I would like to think that when faced with such a breakup message, I would enjoy the fruits of Chandler’s labor, relished in the How You Doin’ from the night before, and continue on my merry way. But then again, I probably would have found a new place for those pancakes to live. I probably would have tucked them into Joey’s bed for Hugsy (Joey’s penguin) to enjoy. But that’s just me.

So today I offer you, the best pancake recipe I have found complete with a breakup message sent with love. You should have seen the look on my husband’s face when I served him his breakfast. Enjoy!

Today’s recipe comes from a site I hold near and dear Smitten Kitchen.

Best Buttermilk Pancakes
Adapted from Martha Stewart’s Original Classics Cookbook

Yield: Martha says this makes 9 6-inch pancakes; I got about 16 4-inch ones, which are more the size I like

2 cups all-purpose flour
2 teaspoons baking powder

1 teaspoon baking soda
1/2 teaspoon kosher salt, or slightly less table salt
3 tablespoons sugar
2 large eggs, lightly beaten
3 cups buttermilk
4 tablespoons unsalted butter, melted, plus 1 tablespoon extra for brushing griddle (I’ve made these pancakes with and without the butter mixed in, and can say with confidence they work either way. They’re just richer with it, of course.)

1 cup blueberries, fresh or frozen and thawed (optional)

1. Preheat an electric griddle to 375°F, or place a griddle pan or cast-iron skillet over medium-high heat. Whisk together the flour, baking powder, baking soda, salt, and sugar in a medium bowl. Add the eggs, buttermilk, and 4 tablespoons melted butter, and whisk to combine. The batter should have small to medium lumps.

2. Test the griddle by sprinkling a few drops of water on it. If the water bounces and spatters, the griddle is hot enough. Using a pastry brush, brush the remaining 1/2 teaspoon butter onto the griddle. Wipe off the excess with a folded paper towel.

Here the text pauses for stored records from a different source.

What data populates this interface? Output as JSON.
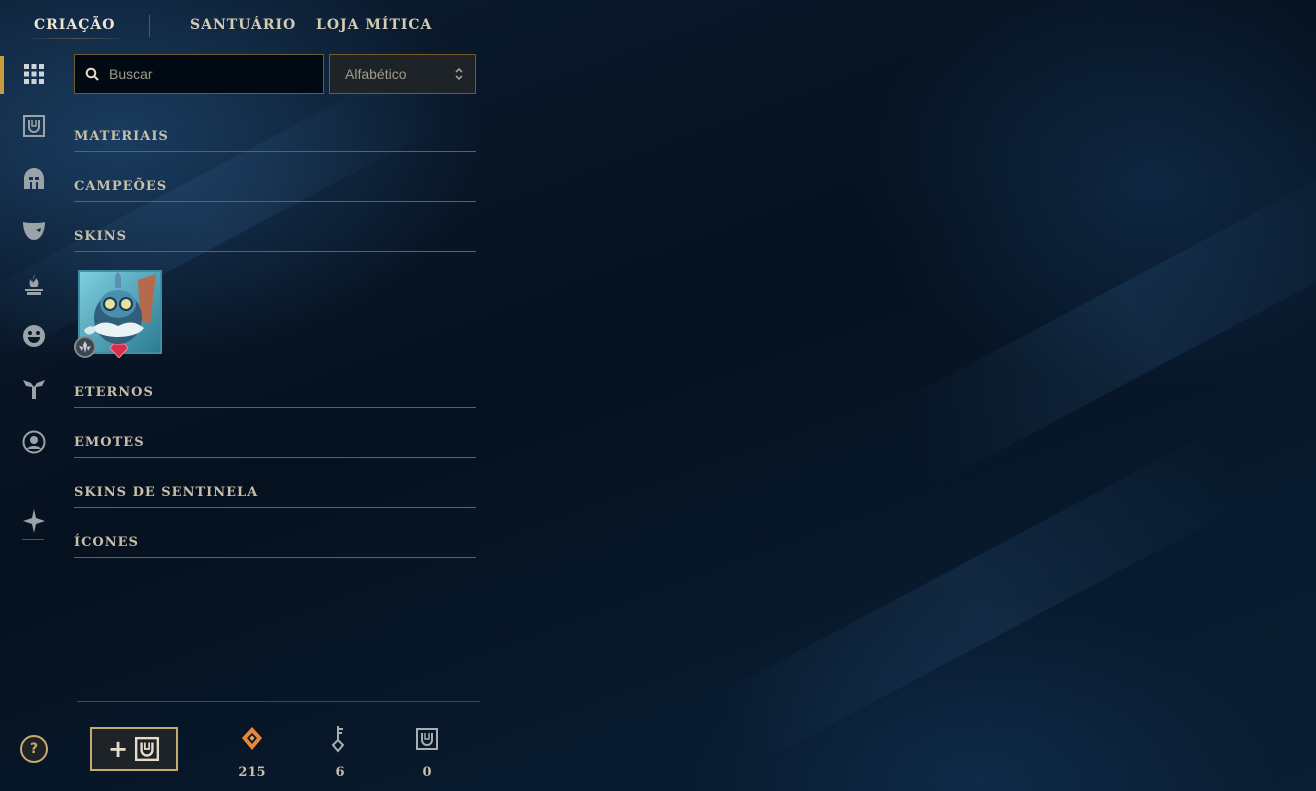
{
  "nav": {
    "tabs": [
      {
        "label": "CRIAÇÃO",
        "active": true
      },
      {
        "label": "SANTUÁRIO",
        "active": false
      },
      {
        "label": "LOJA MÍTICA",
        "active": false
      }
    ]
  },
  "siderail": {
    "items": [
      {
        "icon": "grid-icon",
        "active": true
      },
      {
        "icon": "chest-icon"
      },
      {
        "icon": "helmet-icon"
      },
      {
        "icon": "mask-icon"
      },
      {
        "icon": "flame-icon"
      },
      {
        "icon": "smiley-icon"
      },
      {
        "icon": "ward-icon"
      },
      {
        "icon": "profile-icon"
      },
      {
        "icon": "sentinel-icon"
      }
    ]
  },
  "filters": {
    "search_placeholder": "Buscar",
    "sort_value": "Alfabético"
  },
  "categories": [
    {
      "label": "MATERIAIS"
    },
    {
      "label": "CAMPEÕES"
    },
    {
      "label": "SKINS"
    },
    {
      "label": "ETERNOS"
    },
    {
      "label": "EMOTES"
    },
    {
      "label": "SKINS DE SENTINELA"
    },
    {
      "label": "ÍCONES"
    }
  ],
  "skins_items": [
    {
      "icon": "skin-shard-tile",
      "rarity_icon": "gem-icon",
      "badge_icon": "shard-badge-icon"
    }
  ],
  "footer": {
    "help_label": "?",
    "add_chest_label": "+",
    "currencies": [
      {
        "icon": "orange-essence-icon",
        "value": "215",
        "color": "#e8873a"
      },
      {
        "icon": "key-icon",
        "value": "6"
      },
      {
        "icon": "chest-icon",
        "value": "0"
      }
    ]
  },
  "colors": {
    "accent_gold": "#c8aa6e",
    "divider_gold": "#6f5f3c",
    "text": "#c8bfa8"
  }
}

3. Using a 4-oz. ladle, about 1/2 cup (for a 6-inch pancake), pour the batter in pools 2 inches apart. If you wish to make blueberry pancakes, arrange a handful over the cooking pancake, pressing them in slightly. When the pancakes have bubbles on top and are slightly dry around the edges, about 2 1/2 minutes, flip over. If any batter oozes or blueberries roll out, push them back under with your spatula. Cook until golden on bottom, about 1 minute.

4. Repeat with the remaining batter. You can keep the finished pancakes on a heat-proof plate in the oven at 175°F. Serve warm.

Tips: I use a ratio of 2 ½ cups of buttermilk and ½ cup of 2% milk. I found it keeps the buttermilk twang in check.

To draw shapes/words: Fill a squirt bottle with some of the pancake mixture. Lube up your griddle with butter. Draw your picture or words. Wait 3-5 minutes. This allows the drawing/words to get darker then the rest of the pancake. Then pour the rest of the batter over the drawing/words. When the pancake is ready flip and your drawing/words will transfer.